___ Supplied material

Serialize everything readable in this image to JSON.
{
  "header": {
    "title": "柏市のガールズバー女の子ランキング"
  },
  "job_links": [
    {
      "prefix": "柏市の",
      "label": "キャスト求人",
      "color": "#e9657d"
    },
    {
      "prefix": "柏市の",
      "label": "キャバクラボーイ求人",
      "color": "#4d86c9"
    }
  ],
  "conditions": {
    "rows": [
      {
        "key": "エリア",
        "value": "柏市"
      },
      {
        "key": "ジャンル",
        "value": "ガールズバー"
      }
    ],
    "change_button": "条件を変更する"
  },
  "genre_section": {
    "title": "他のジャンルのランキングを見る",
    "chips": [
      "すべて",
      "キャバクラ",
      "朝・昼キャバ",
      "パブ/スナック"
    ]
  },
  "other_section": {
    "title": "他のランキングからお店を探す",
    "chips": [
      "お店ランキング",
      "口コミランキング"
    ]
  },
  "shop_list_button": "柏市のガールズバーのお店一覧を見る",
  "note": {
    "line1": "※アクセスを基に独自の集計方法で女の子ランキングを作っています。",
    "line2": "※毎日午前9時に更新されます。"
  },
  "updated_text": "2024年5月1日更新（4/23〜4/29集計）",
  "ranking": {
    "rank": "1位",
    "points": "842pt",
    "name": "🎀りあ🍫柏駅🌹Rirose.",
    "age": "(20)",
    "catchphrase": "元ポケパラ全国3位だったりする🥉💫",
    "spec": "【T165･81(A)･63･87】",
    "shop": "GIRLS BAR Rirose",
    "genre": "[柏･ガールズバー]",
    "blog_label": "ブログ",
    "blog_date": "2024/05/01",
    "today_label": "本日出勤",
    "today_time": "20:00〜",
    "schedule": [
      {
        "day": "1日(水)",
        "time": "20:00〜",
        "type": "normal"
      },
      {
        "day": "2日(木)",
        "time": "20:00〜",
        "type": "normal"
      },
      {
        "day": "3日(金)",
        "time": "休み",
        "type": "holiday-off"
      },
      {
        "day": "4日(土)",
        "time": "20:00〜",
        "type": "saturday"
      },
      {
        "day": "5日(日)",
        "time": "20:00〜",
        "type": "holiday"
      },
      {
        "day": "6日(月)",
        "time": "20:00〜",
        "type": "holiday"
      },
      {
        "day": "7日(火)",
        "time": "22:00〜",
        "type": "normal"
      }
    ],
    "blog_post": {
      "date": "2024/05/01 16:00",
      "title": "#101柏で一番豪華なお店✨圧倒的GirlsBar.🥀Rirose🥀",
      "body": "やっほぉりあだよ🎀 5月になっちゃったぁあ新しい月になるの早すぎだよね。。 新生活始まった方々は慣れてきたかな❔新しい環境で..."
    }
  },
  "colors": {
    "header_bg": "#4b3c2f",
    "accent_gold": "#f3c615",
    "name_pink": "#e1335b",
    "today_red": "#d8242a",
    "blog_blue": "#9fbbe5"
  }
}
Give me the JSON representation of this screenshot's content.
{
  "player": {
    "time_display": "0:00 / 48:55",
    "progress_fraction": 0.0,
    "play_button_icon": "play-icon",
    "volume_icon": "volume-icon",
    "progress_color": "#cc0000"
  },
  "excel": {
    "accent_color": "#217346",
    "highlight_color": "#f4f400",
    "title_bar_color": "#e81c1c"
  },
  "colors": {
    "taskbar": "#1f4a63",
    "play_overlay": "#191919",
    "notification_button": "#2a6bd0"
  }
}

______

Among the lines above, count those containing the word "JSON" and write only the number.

2